WORK TO BE COMPLETED: Please copy out all lines of the entries that contain the word "title".

RECORD SET:
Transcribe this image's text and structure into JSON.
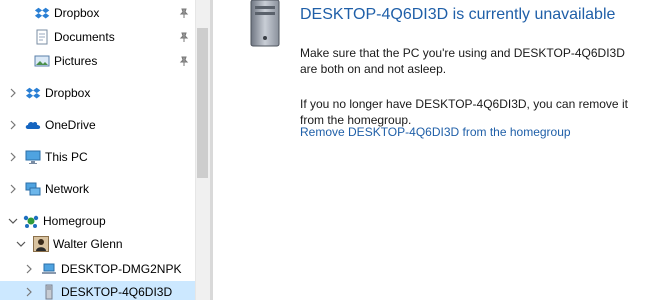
{
  "nav": {
    "quick_access": [
      {
        "label": "Dropbox",
        "icon": "dropbox-icon",
        "pinned": true
      },
      {
        "label": "Documents",
        "icon": "documents-icon",
        "pinned": true
      },
      {
        "label": "Pictures",
        "icon": "pictures-icon",
        "pinned": true
      }
    ],
    "roots": {
      "dropbox": "Dropbox",
      "onedrive": "OneDrive",
      "this_pc": "This PC",
      "network": "Network",
      "homegroup": "Homegroup"
    },
    "homegroup_user": "Walter Glenn",
    "homegroup_pcs": [
      "DESKTOP-DMG2NPK",
      "DESKTOP-4Q6DI3D"
    ],
    "selected": "DESKTOP-4Q6DI3D"
  },
  "main": {
    "title": "DESKTOP-4Q6DI3D is currently unavailable",
    "message1": "Make sure that the PC you're using and DESKTOP-4Q6DI3D are both on and not asleep.",
    "message2": "If you no longer have DESKTOP-4Q6DI3D, you can remove it from the homegroup.",
    "remove_link": "Remove DESKTOP-4Q6DI3D from the homegroup"
  },
  "colors": {
    "accent": "#1f5fa8",
    "selected_bg": "#cce8ff"
  }
}
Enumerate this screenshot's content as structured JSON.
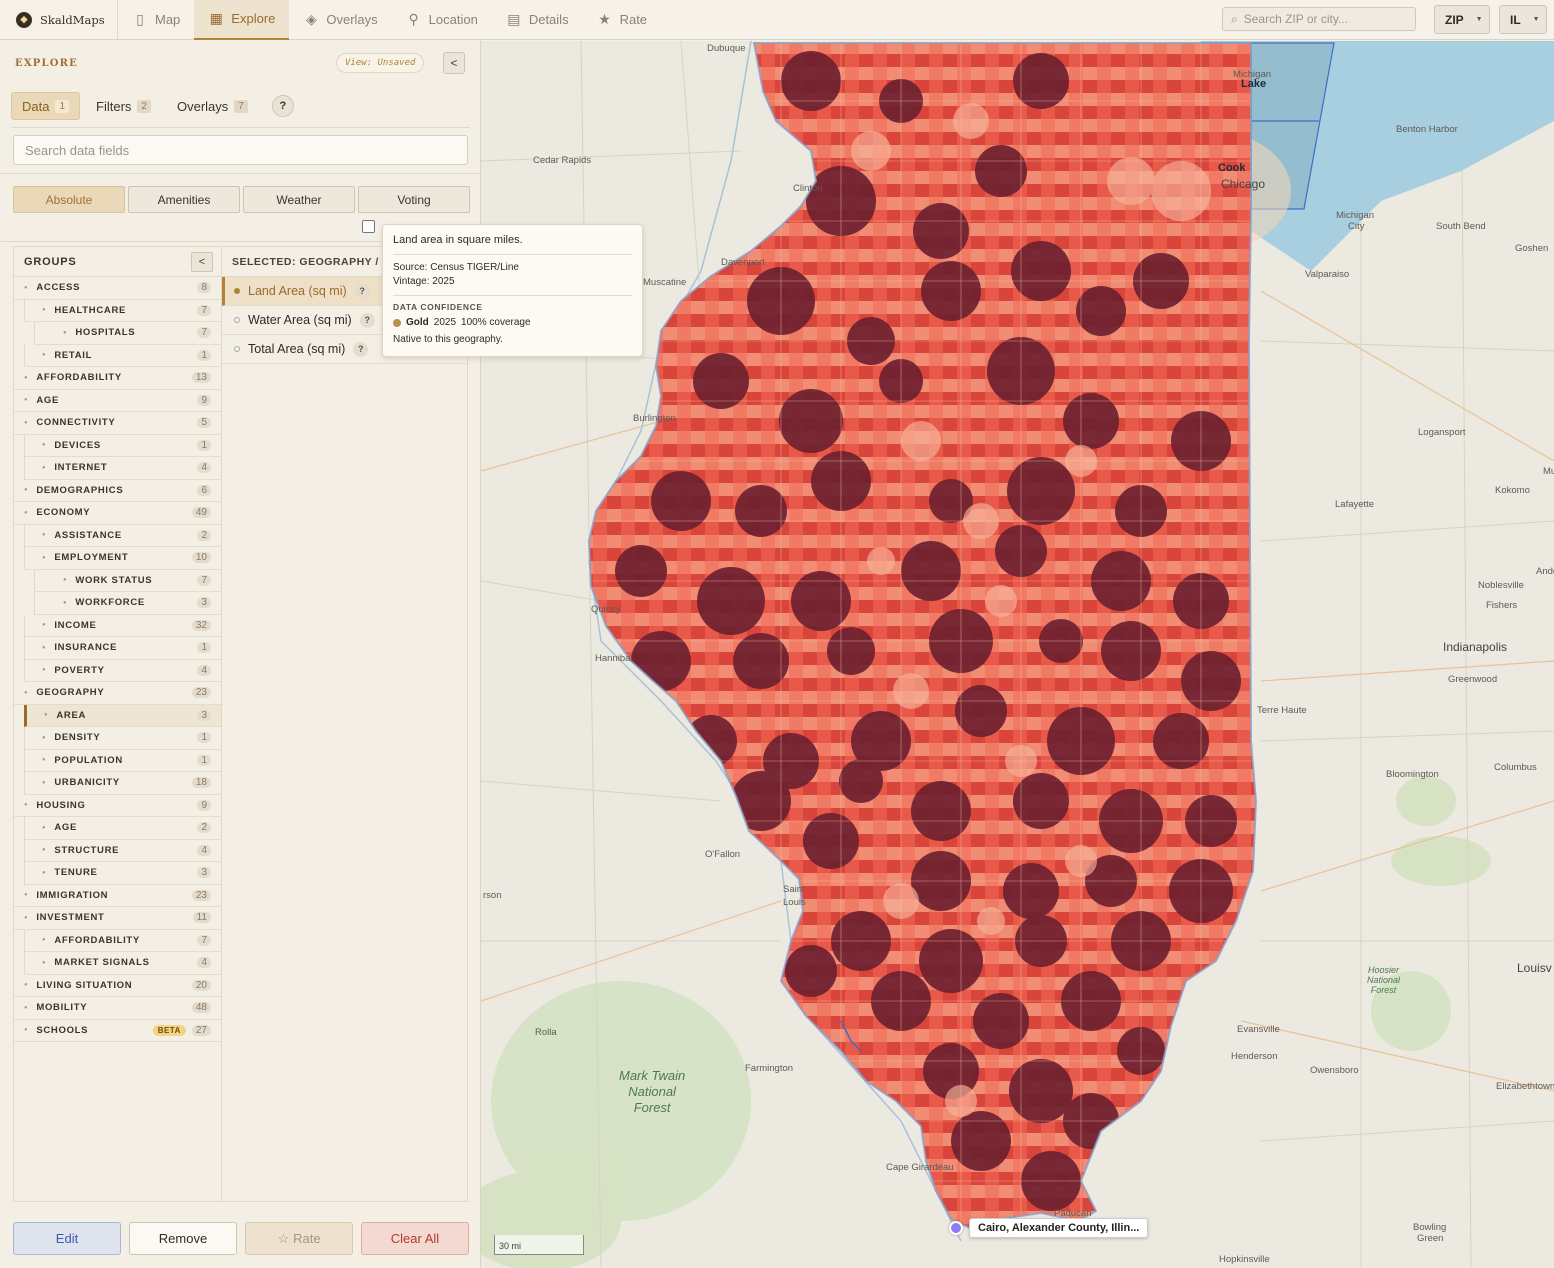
{
  "app": {
    "name": "SkaldMaps"
  },
  "nav": [
    {
      "label": "Map",
      "icon": "map-icon",
      "active": false
    },
    {
      "label": "Explore",
      "icon": "grid-icon",
      "active": true
    },
    {
      "label": "Overlays",
      "icon": "layers-icon",
      "active": false
    },
    {
      "label": "Location",
      "icon": "pin-icon",
      "active": false
    },
    {
      "label": "Details",
      "icon": "document-icon",
      "active": false
    },
    {
      "label": "Rate",
      "icon": "star-icon",
      "active": false
    }
  ],
  "top_search": {
    "placeholder": "Search ZIP or city..."
  },
  "geo_select": {
    "value": "ZIP"
  },
  "state_select": {
    "value": "IL"
  },
  "explore": {
    "title": "EXPLORE",
    "view_badge": "View: Unsaved",
    "collapse": "<"
  },
  "tabs": [
    {
      "label": "Data",
      "count": "1",
      "active": true
    },
    {
      "label": "Filters",
      "count": "2",
      "active": false
    },
    {
      "label": "Overlays",
      "count": "7",
      "active": false
    }
  ],
  "help": "?",
  "field_search": {
    "placeholder": "Search data fields"
  },
  "categories": [
    {
      "label": "Absolute",
      "active": true
    },
    {
      "label": "Amenities",
      "active": false
    },
    {
      "label": "Weather",
      "active": false
    },
    {
      "label": "Voting",
      "active": false
    }
  ],
  "groups": {
    "title": "GROUPS",
    "collapse": "<",
    "items": [
      {
        "label": "ACCESS",
        "count": "8",
        "level": 0
      },
      {
        "label": "HEALTHCARE",
        "count": "7",
        "level": 1
      },
      {
        "label": "HOSPITALS",
        "count": "7",
        "level": 2
      },
      {
        "label": "RETAIL",
        "count": "1",
        "level": 1
      },
      {
        "label": "AFFORDABILITY",
        "count": "13",
        "level": 0
      },
      {
        "label": "AGE",
        "count": "9",
        "level": 0
      },
      {
        "label": "CONNECTIVITY",
        "count": "5",
        "level": 0
      },
      {
        "label": "DEVICES",
        "count": "1",
        "level": 1
      },
      {
        "label": "INTERNET",
        "count": "4",
        "level": 1
      },
      {
        "label": "DEMOGRAPHICS",
        "count": "6",
        "level": 0
      },
      {
        "label": "ECONOMY",
        "count": "49",
        "level": 0
      },
      {
        "label": "ASSISTANCE",
        "count": "2",
        "level": 1
      },
      {
        "label": "EMPLOYMENT",
        "count": "10",
        "level": 1
      },
      {
        "label": "WORK STATUS",
        "count": "7",
        "level": 2
      },
      {
        "label": "WORKFORCE",
        "count": "3",
        "level": 2
      },
      {
        "label": "INCOME",
        "count": "32",
        "level": 1
      },
      {
        "label": "INSURANCE",
        "count": "1",
        "level": 1
      },
      {
        "label": "POVERTY",
        "count": "4",
        "level": 1
      },
      {
        "label": "GEOGRAPHY",
        "count": "23",
        "level": 0
      },
      {
        "label": "AREA",
        "count": "3",
        "level": 1,
        "selected": true
      },
      {
        "label": "DENSITY",
        "count": "1",
        "level": 1
      },
      {
        "label": "POPULATION",
        "count": "1",
        "level": 1
      },
      {
        "label": "URBANICITY",
        "count": "18",
        "level": 1
      },
      {
        "label": "HOUSING",
        "count": "9",
        "level": 0
      },
      {
        "label": "AGE",
        "count": "2",
        "level": 1
      },
      {
        "label": "STRUCTURE",
        "count": "4",
        "level": 1
      },
      {
        "label": "TENURE",
        "count": "3",
        "level": 1
      },
      {
        "label": "IMMIGRATION",
        "count": "23",
        "level": 0
      },
      {
        "label": "INVESTMENT",
        "count": "11",
        "level": 0
      },
      {
        "label": "AFFORDABILITY",
        "count": "7",
        "level": 1
      },
      {
        "label": "MARKET SIGNALS",
        "count": "4",
        "level": 1
      },
      {
        "label": "LIVING SITUATION",
        "count": "20",
        "level": 0
      },
      {
        "label": "MOBILITY",
        "count": "48",
        "level": 0
      },
      {
        "label": "SCHOOLS",
        "count": "27",
        "level": 0,
        "badge": "BETA"
      }
    ]
  },
  "fields": {
    "title": "SELECTED: GEOGRAPHY / AREA",
    "items": [
      {
        "label": "Land Area (sq mi)",
        "selected": true
      },
      {
        "label": "Water Area (sq mi)",
        "selected": false
      },
      {
        "label": "Total Area (sq mi)",
        "selected": false
      }
    ]
  },
  "tooltip": {
    "title": "Land area in square miles.",
    "source": "Source: Census TIGER/Line",
    "vintage": "Vintage: 2025",
    "confidence_heading": "DATA CONFIDENCE",
    "tier": "Gold",
    "year": "2025",
    "coverage": "100% coverage",
    "note": "Native to this geography."
  },
  "actions": {
    "edit": "Edit",
    "remove": "Remove",
    "rate": "Rate",
    "clear": "Clear All"
  },
  "map": {
    "pin_label": "Cairo, Alexander County, Illin...",
    "scale": "30 mi",
    "labels": [
      {
        "text": "Dubuque",
        "pos": [
          226,
          2
        ]
      },
      {
        "text": "Cedar Rapids",
        "pos": [
          52,
          114
        ]
      },
      {
        "text": "Clinton",
        "pos": [
          312,
          142
        ]
      },
      {
        "text": "Davenport",
        "pos": [
          240,
          216
        ]
      },
      {
        "text": "Muscatine",
        "pos": [
          162,
          236
        ]
      },
      {
        "text": "Burlington",
        "pos": [
          152,
          372
        ]
      },
      {
        "text": "Quincy",
        "pos": [
          110,
          563
        ]
      },
      {
        "text": "Hannibal",
        "pos": [
          114,
          612
        ]
      },
      {
        "text": "O'Fallon",
        "pos": [
          224,
          808
        ]
      },
      {
        "text": "Saint",
        "pos": [
          302,
          843
        ]
      },
      {
        "text": "Louis",
        "pos": [
          302,
          856
        ]
      },
      {
        "text": "Rolla",
        "pos": [
          54,
          986
        ]
      },
      {
        "text": "Farmington",
        "pos": [
          264,
          1022
        ]
      },
      {
        "text": "Cape Girardeau",
        "pos": [
          405,
          1121
        ]
      },
      {
        "text": "Paducah",
        "pos": [
          573,
          1167
        ]
      },
      {
        "text": "Hopkinsville",
        "pos": [
          738,
          1213
        ]
      },
      {
        "text": "Michigan",
        "pos": [
          855,
          169
        ]
      },
      {
        "text": "City",
        "pos": [
          867,
          180
        ]
      },
      {
        "text": "Benton Harbor",
        "pos": [
          915,
          83
        ]
      },
      {
        "text": "South Bend",
        "pos": [
          955,
          180
        ]
      },
      {
        "text": "Goshen",
        "pos": [
          1034,
          202
        ]
      },
      {
        "text": "Valparaiso",
        "pos": [
          824,
          228
        ]
      },
      {
        "text": "Logansport",
        "pos": [
          937,
          386
        ]
      },
      {
        "text": "Kokomo",
        "pos": [
          1014,
          444
        ]
      },
      {
        "text": "Lafayette",
        "pos": [
          854,
          458
        ]
      },
      {
        "text": "Noblesville",
        "pos": [
          997,
          539
        ]
      },
      {
        "text": "Fishers",
        "pos": [
          1005,
          559
        ]
      },
      {
        "text": "Indianapolis",
        "pos": [
          962,
          599
        ],
        "big": true
      },
      {
        "text": "Greenwood",
        "pos": [
          967,
          633
        ]
      },
      {
        "text": "Terre Haute",
        "pos": [
          776,
          664
        ]
      },
      {
        "text": "Bloomington",
        "pos": [
          905,
          728
        ]
      },
      {
        "text": "Columbus",
        "pos": [
          1013,
          721
        ]
      },
      {
        "text": "Evansville",
        "pos": [
          756,
          983
        ]
      },
      {
        "text": "Henderson",
        "pos": [
          750,
          1010
        ]
      },
      {
        "text": "Owensboro",
        "pos": [
          829,
          1024
        ]
      },
      {
        "text": "Elizabethtown",
        "pos": [
          1015,
          1040
        ]
      },
      {
        "text": "Bowling",
        "pos": [
          932,
          1181
        ]
      },
      {
        "text": "Green",
        "pos": [
          936,
          1192
        ]
      },
      {
        "text": "Louisv",
        "pos": [
          1036,
          920
        ],
        "big": true
      },
      {
        "text": "Michigan",
        "pos": [
          752,
          28
        ]
      },
      {
        "text": "Chicago",
        "pos": [
          740,
          136
        ],
        "big": true
      },
      {
        "text": "Anders",
        "pos": [
          1055,
          525
        ]
      },
      {
        "text": "Mu",
        "pos": [
          1062,
          425
        ]
      },
      {
        "text": "rson",
        "pos": [
          2,
          849
        ]
      }
    ],
    "forest": [
      "Mark Twain",
      "National",
      "Forest"
    ],
    "hoosier": [
      "Hoosier",
      "National",
      "Forest"
    ],
    "lake": "Lake",
    "cook": "Cook"
  }
}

ANSWER AREA:
    "title": "DESKTOP-4Q6DI3D is currently unavailable",
    "title": "EXPLORE",
    "title": "GROUPS",
    "title": "SELECTED: GEOGRAPHY / AREA",
    "title": "Land area in square miles.",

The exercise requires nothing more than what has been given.